Tubbataha Reef spans 502 miles and features an incomparable 328-foot tall wall of coral. It also contains vast varieties of marine animals, including fish, dolphins, sea turtles and more. The reef is part of the Coral Triangle (an area that encompasses the waters surrounding Indonesia, Malaysia, Papua New Guinea, the Philippines, the Solomon Islands and Timor-Leste), which is currently threatened by overfishing and climate change, meaning its diverse marine population is at risk.
12. Preach Vihear Temple: Preach Vihear, Cambodia

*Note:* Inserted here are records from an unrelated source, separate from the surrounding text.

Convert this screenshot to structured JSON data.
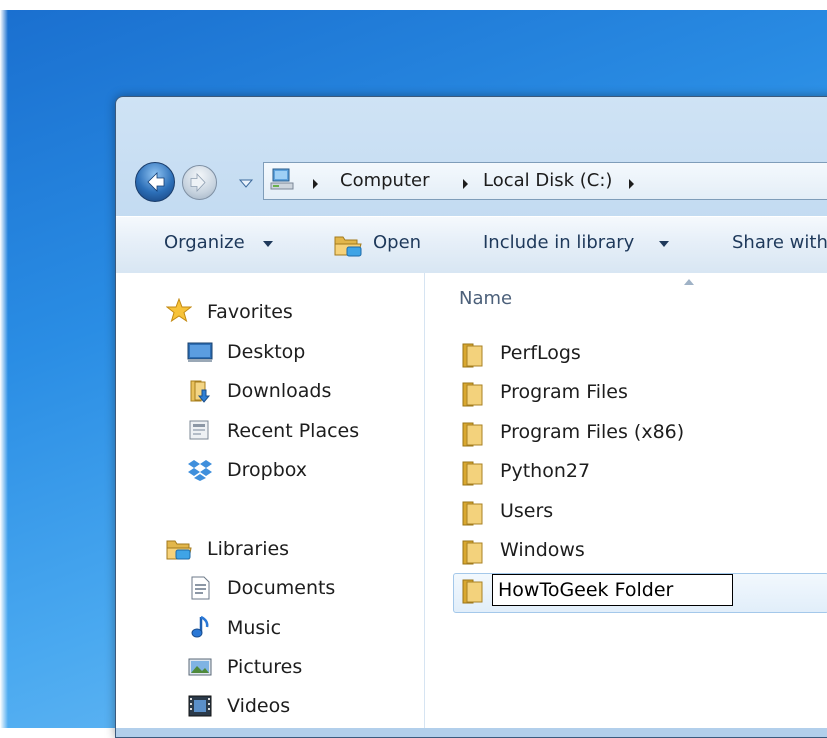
{
  "address_bar": {
    "breadcrumbs": [
      "Computer",
      "Local Disk (C:)"
    ]
  },
  "toolbar": {
    "organize_label": "Organize",
    "open_label": "Open",
    "include_label": "Include in library",
    "share_label": "Share with"
  },
  "sidebar": {
    "favorites": {
      "label": "Favorites",
      "items": [
        {
          "label": "Desktop",
          "icon": "desktop-icon"
        },
        {
          "label": "Downloads",
          "icon": "downloads-icon"
        },
        {
          "label": "Recent Places",
          "icon": "recent-places-icon"
        },
        {
          "label": "Dropbox",
          "icon": "dropbox-icon"
        }
      ]
    },
    "libraries": {
      "label": "Libraries",
      "items": [
        {
          "label": "Documents",
          "icon": "documents-icon"
        },
        {
          "label": "Music",
          "icon": "music-icon"
        },
        {
          "label": "Pictures",
          "icon": "pictures-icon"
        },
        {
          "label": "Videos",
          "icon": "videos-icon"
        }
      ]
    }
  },
  "file_list": {
    "column_name": "Name",
    "items": [
      "PerfLogs",
      "Program Files",
      "Program Files (x86)",
      "Python27",
      "Users",
      "Windows"
    ],
    "renaming": {
      "value": "HowToGeek Folder"
    }
  }
}
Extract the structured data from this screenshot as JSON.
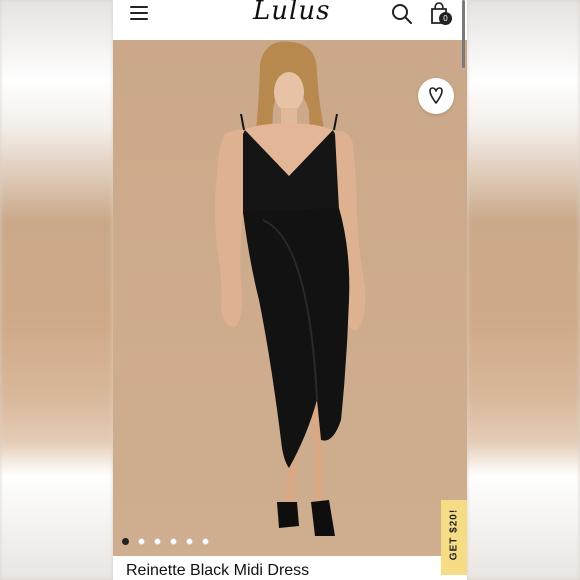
{
  "header": {
    "logo_text": "Lulus",
    "menu_icon": "hamburger-menu-icon",
    "search_icon": "search-icon",
    "bag_icon": "shopping-bag-icon",
    "bag_count": "0"
  },
  "product": {
    "name": "Reinette Black Midi Dress",
    "favorite_icon": "heart-icon",
    "image_count": 6,
    "active_image": 1
  },
  "promo": {
    "label": "GET $20!",
    "color": "#f7dc86"
  },
  "colors": {
    "photo_background": "#cbaa8b",
    "dress": "#151515"
  }
}
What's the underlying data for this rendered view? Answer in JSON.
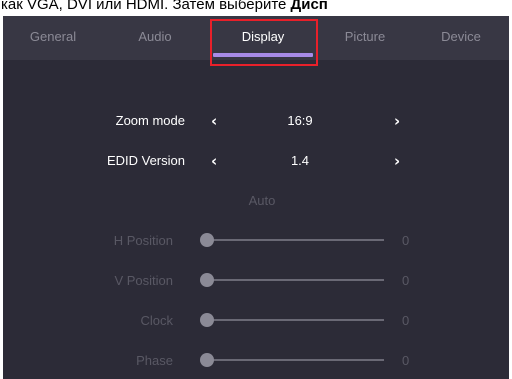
{
  "caption": {
    "text": "как VGA, DVI или HDMI. Затем выберите ",
    "bold": "Дисп"
  },
  "tabs": [
    {
      "label": "General",
      "active": false
    },
    {
      "label": "Audio",
      "active": false
    },
    {
      "label": "Display",
      "active": true
    },
    {
      "label": "Picture",
      "active": false
    },
    {
      "label": "Device",
      "active": false
    }
  ],
  "settings": {
    "zoom_mode": {
      "label": "Zoom mode",
      "value": "16:9"
    },
    "edid_version": {
      "label": "EDID Version",
      "value": "1.4"
    },
    "auto": {
      "label": "Auto"
    }
  },
  "sliders": [
    {
      "label": "H Position",
      "value": "0"
    },
    {
      "label": "V Position",
      "value": "0"
    },
    {
      "label": "Clock",
      "value": "0"
    },
    {
      "label": "Phase",
      "value": "0"
    }
  ],
  "icons": {
    "prev": "chevron-left-icon",
    "next": "chevron-right-icon"
  },
  "colors": {
    "highlight": "#e8202a",
    "accent": "#a88be8",
    "background": "#2c2b37",
    "tabbar": "#383744"
  }
}
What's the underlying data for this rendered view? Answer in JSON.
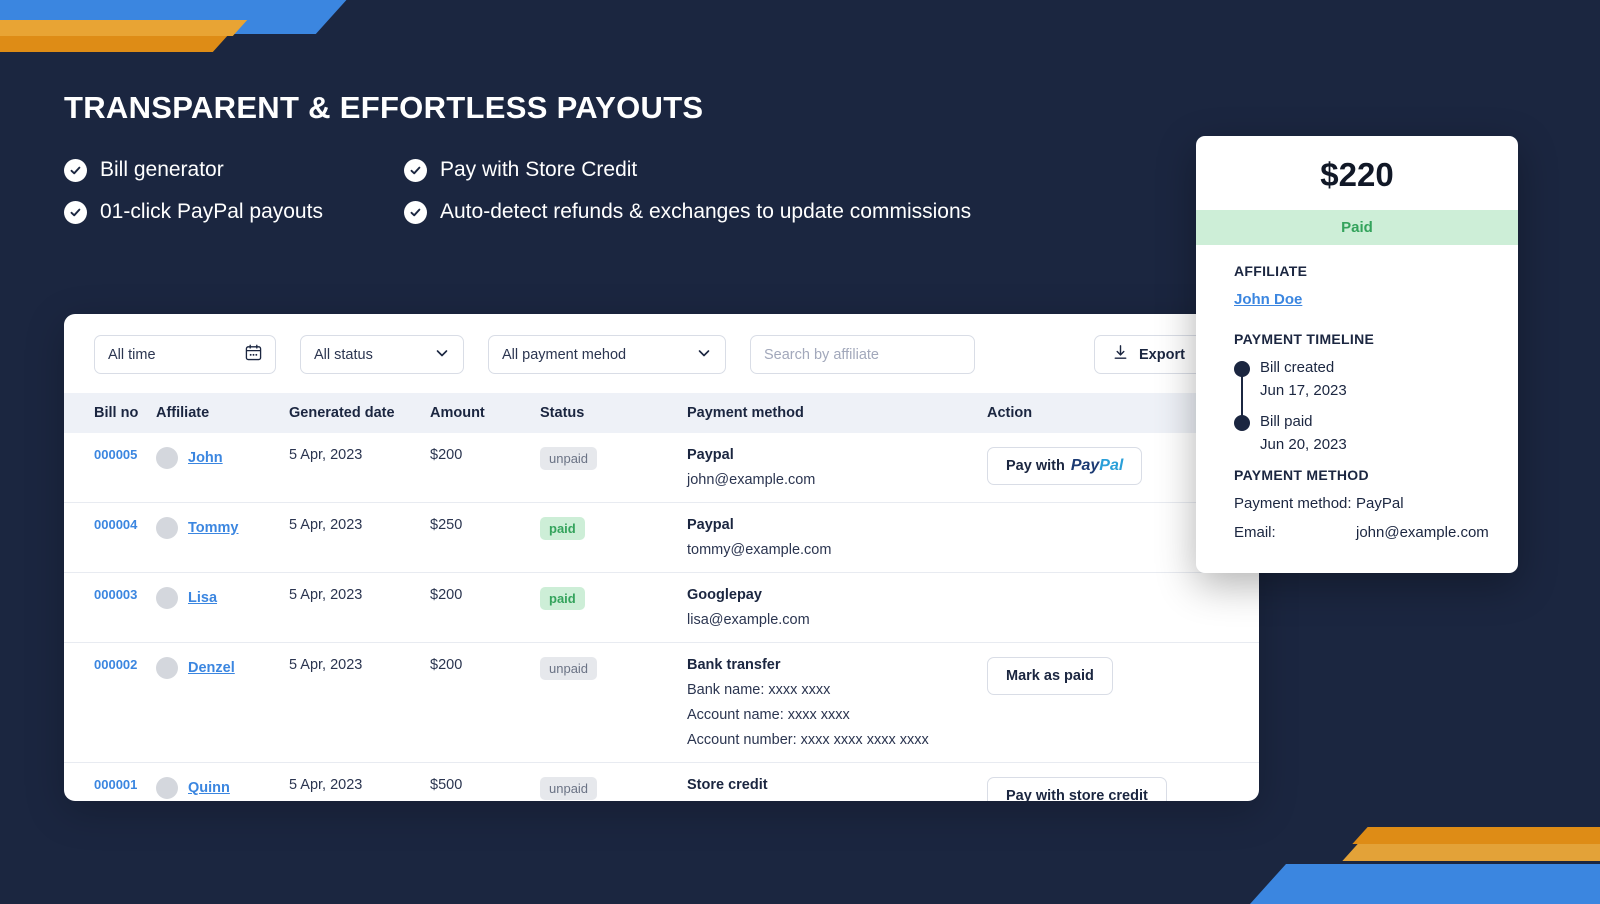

This 9th-century Hindu temple features awe-inspiring ancient architecture atop a cliff in the Dângrêk Mountains. The site just became safer for tourists in 2015, after a seven-year dispute between Cambodia and Thailand over who owned the land came to an end.
13. Gebel Barkal and the Sites of the Napatan Region: Meroe, Sudan
The Gebel Barkal is a 324-foot flat-topped mountain that has been sacred since it was deemed holy by Egyptians in 1500 B.C., and it's still holy to Muslims who continue to visit it today. Here you'll also find sacred tombs, pyramids, temples, and palaces that date as far back as 900 B.C., and span over a 37-mile stretch on the bank of the Nile.
14. Bialowieza Forest: Belarus and Poland
Bialowieza Forest contains nearly 548 miles of centuries-old wilderness that's been completely undisturbed by humans. The forest also holds a mystical landscape of meadows and river valleys, and is home to large populations of wolves, lynxes and otters.
15. Shibam: Central Yemen
Shibam was built in the 16th century and is surrounded by a massive protective wall. It's known as "the Manhattan of the desert" because of its tall high-rise mud brick buildings and grid layout.
From: ELLE Decor
This story originally appeared on Townandcountrymag.com.
* Minor edits have been made by the Townandcountry.ph editors.